§ **Aim of the task**
All lines in the records below that hold "heading" are to be shown.

Items from a dataset
§

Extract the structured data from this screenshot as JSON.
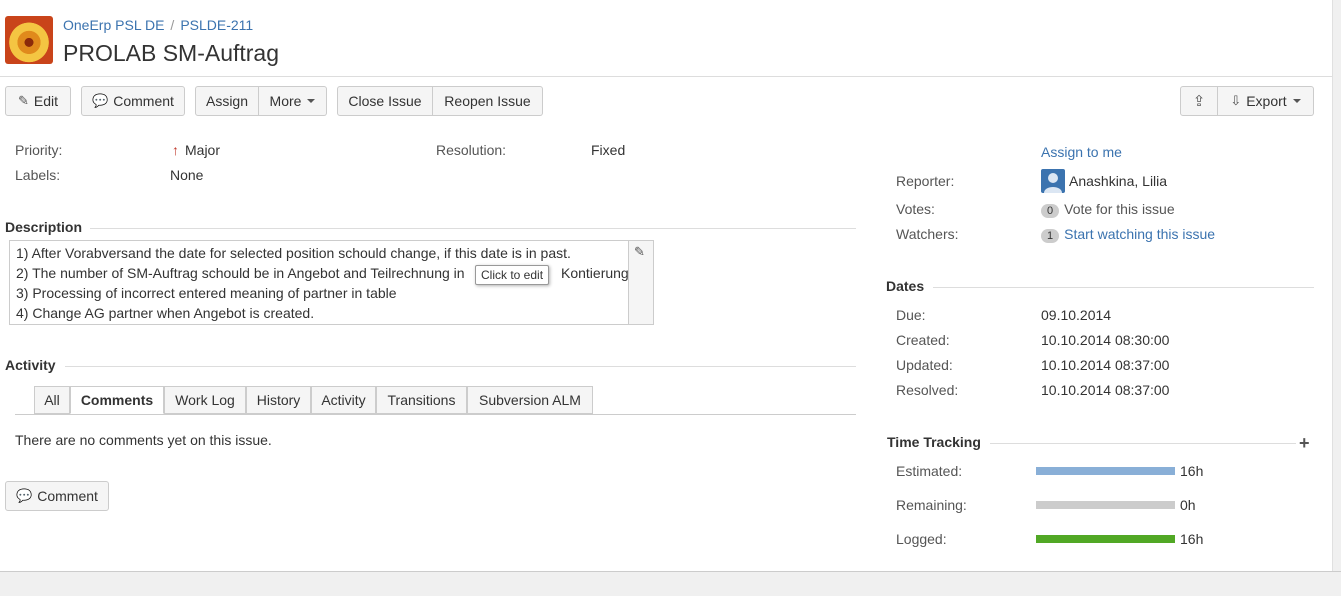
{
  "header": {
    "project": "OneErp PSL DE",
    "separator": "/",
    "issue_key": "PSLDE-211",
    "title": "PROLAB SM-Auftrag"
  },
  "toolbar": {
    "edit": "Edit",
    "comment": "Comment",
    "assign": "Assign",
    "more": "More",
    "close_issue": "Close Issue",
    "reopen_issue": "Reopen Issue",
    "export": "Export"
  },
  "details": {
    "priority_label": "Priority:",
    "priority_value": "Major",
    "resolution_label": "Resolution:",
    "resolution_value": "Fixed",
    "labels_label": "Labels:",
    "labels_value": "None"
  },
  "description": {
    "heading": "Description",
    "lines": [
      "1) After Vorabversand the date for selected position schould change, if this date is in past.",
      "2) The number of SM-Auftrag schould be in Angebot and Teilrechnung in",
      "Kontierung.",
      "3) Processing of incorrect entered meaning of partner in table",
      "4) Change AG partner when Angebot is created."
    ],
    "tooltip": "Click to edit"
  },
  "activity": {
    "heading": "Activity",
    "tabs": [
      "All",
      "Comments",
      "Work Log",
      "History",
      "Activity",
      "Transitions",
      "Subversion ALM"
    ],
    "active_tab": "Comments",
    "empty_message": "There are no comments yet on this issue.",
    "comment_button": "Comment"
  },
  "people": {
    "assign_to_me": "Assign to me",
    "reporter_label": "Reporter:",
    "reporter_value": "Anashkina, Lilia",
    "votes_label": "Votes:",
    "votes_count": "0",
    "votes_link": "Vote for this issue",
    "watchers_label": "Watchers:",
    "watchers_count": "1",
    "watchers_link": "Start watching this issue"
  },
  "dates": {
    "heading": "Dates",
    "due_label": "Due:",
    "due_value": "09.10.2014",
    "created_label": "Created:",
    "created_value": "10.10.2014 08:30:00",
    "updated_label": "Updated:",
    "updated_value": "10.10.2014 08:37:00",
    "resolved_label": "Resolved:",
    "resolved_value": "10.10.2014 08:37:00"
  },
  "time_tracking": {
    "heading": "Time Tracking",
    "estimated_label": "Estimated:",
    "estimated_value": "16h",
    "estimated_fraction": 1.0,
    "remaining_label": "Remaining:",
    "remaining_value": "0h",
    "remaining_fraction": 1.0,
    "logged_label": "Logged:",
    "logged_value": "16h",
    "logged_fraction": 1.0,
    "colors": {
      "estimated": "#89afd7",
      "remaining": "#cccccc",
      "logged": "#51a825"
    }
  },
  "colors": {
    "link": "#3b73af",
    "priority_arrow": "#c0392b"
  },
  "icons": [
    "pencil-icon",
    "speech-bubble-icon",
    "share-icon",
    "export-icon",
    "plus-icon",
    "up-arrow-icon",
    "user-icon"
  ]
}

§

§ **Solution to this task**
    "heading": "Description",
    "heading": "Activity",
    "heading": "Dates",
    "heading": "Time Tracking",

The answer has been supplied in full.